Conversations about teens, technology and distraction are nothing new. When mobile phones first started to move from the domain of Important Business People at airports and into the hands of the general public, we worried that their presence in schools would be too distracting for students. (And we still have to tell the cinema-going public–including an awful lot of people over the age of 18–not to text or talk during movies.) Now that more and more schools allow students to bring their own laptops or tablets to classes, we worry about filtering and blocking sites like Facebook or YouTube during school hours.
And now there’s the question of reading on digital devices, and the threat of distraction by the device itself–or, at least, that’s what New York Times business writers Julie Bosman and Matt Richtel would have us ponder. Is tablet reading “more like a 21st-century cacophony than a traditional solitary activity”?
I don’t know about you, but I’m a multi-platform reader. I have a (print) book in my car in case I find myself early for an appointment. I have OverDrive on my Android phone and my iPod Touch, so that I can easily check a book out from my local public library if I’m on the go. I have a Nook Color, which I mostly use when traveling (and that my partner has all but co-opted after giving it to me for my birthday). And I’m constantly picking up (print) books at work to read at the desk, many sucking me in enough to get tossed in my bag to read at home.
And here’s my secret: I’m always a distracted reader.
Note: This is a repost from November 30, 2011. Now that the holidays are over and teens have new devices, and maybe gift certificates for apps in hand, those looking for just the right apps for those devices will find lots of possibilities in this gift-giving special.
In this special edition of YALSA’s App of the Week, our app reviewers bring you their selections (listed in alphabetical order) of apps that make great gifts for teens. If YALSA Blog readers have ideas of great apps to give to teens during the holiday season, feel free to add them to the comments on this post.
Cost: Free initial download, $9.99 to download all song apps.
Platform: iPhone, iPad, iPod (requires iOS 4.1 or later)

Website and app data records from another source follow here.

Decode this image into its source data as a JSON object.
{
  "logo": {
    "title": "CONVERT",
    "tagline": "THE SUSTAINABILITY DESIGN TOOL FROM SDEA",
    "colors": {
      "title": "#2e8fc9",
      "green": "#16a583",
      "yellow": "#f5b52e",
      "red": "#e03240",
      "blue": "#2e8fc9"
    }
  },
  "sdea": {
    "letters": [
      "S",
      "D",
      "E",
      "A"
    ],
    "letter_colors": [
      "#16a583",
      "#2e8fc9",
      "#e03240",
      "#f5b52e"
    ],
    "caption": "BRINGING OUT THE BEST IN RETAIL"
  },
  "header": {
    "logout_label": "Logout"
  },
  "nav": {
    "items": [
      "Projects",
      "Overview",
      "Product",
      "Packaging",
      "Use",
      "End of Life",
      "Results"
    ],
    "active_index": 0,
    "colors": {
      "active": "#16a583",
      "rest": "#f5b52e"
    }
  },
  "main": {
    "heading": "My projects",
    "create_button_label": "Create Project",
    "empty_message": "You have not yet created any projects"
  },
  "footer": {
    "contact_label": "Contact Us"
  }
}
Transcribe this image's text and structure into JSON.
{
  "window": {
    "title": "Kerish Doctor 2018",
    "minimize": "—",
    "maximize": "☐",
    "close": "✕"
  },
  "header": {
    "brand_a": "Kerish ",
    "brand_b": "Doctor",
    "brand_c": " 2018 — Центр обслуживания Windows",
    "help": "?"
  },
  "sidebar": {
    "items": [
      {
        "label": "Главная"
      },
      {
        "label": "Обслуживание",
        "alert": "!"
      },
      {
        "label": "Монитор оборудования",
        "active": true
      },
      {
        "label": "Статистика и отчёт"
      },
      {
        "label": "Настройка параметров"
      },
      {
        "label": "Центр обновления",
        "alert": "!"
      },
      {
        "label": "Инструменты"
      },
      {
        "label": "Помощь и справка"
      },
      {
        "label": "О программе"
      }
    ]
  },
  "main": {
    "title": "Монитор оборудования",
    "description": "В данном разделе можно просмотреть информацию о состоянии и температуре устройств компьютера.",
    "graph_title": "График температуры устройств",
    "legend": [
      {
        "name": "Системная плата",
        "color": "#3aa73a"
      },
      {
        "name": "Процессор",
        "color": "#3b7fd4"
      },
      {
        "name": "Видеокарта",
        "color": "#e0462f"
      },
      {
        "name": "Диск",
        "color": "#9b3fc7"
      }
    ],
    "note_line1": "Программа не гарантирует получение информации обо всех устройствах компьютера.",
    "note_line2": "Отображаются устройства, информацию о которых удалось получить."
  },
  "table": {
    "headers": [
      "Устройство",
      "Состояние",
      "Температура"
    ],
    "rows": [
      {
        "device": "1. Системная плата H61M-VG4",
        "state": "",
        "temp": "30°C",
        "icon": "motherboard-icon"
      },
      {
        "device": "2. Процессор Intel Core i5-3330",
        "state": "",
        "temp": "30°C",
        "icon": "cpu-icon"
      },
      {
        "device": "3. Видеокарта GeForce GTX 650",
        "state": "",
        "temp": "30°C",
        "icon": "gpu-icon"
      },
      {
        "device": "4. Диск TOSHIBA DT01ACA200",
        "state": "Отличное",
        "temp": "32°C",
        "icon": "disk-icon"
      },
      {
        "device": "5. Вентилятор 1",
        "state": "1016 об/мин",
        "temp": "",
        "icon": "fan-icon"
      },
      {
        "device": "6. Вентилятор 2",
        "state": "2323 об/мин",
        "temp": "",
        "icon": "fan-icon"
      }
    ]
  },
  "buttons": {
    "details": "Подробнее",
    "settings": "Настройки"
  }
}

Bjork’s latest offering is part album, part exploration of music theory, and part audiovisual playground. Every part of this app is meticulously designed. From the font you see throughout, which was created especially for Bjork, to the sound and motion in the menu screen. Put on your headphones, and arrive in a galaxy of nine stars, one for each track. When you navigate to each song star, you have options to watch an animation, follow along with the score, read a narrative about the inspiration for the song or a musical analysis, and to play. In this case, play does not mean simply to listen to the song, but offers an option to explore an interactive piece, to play with the song, rather than just to play it. The music itself is as sensual and strange as Bjork’s other albums; the songs are conceptually connected by a love of nature and feeling of interconnectedness (hence Biophilia). Continue reading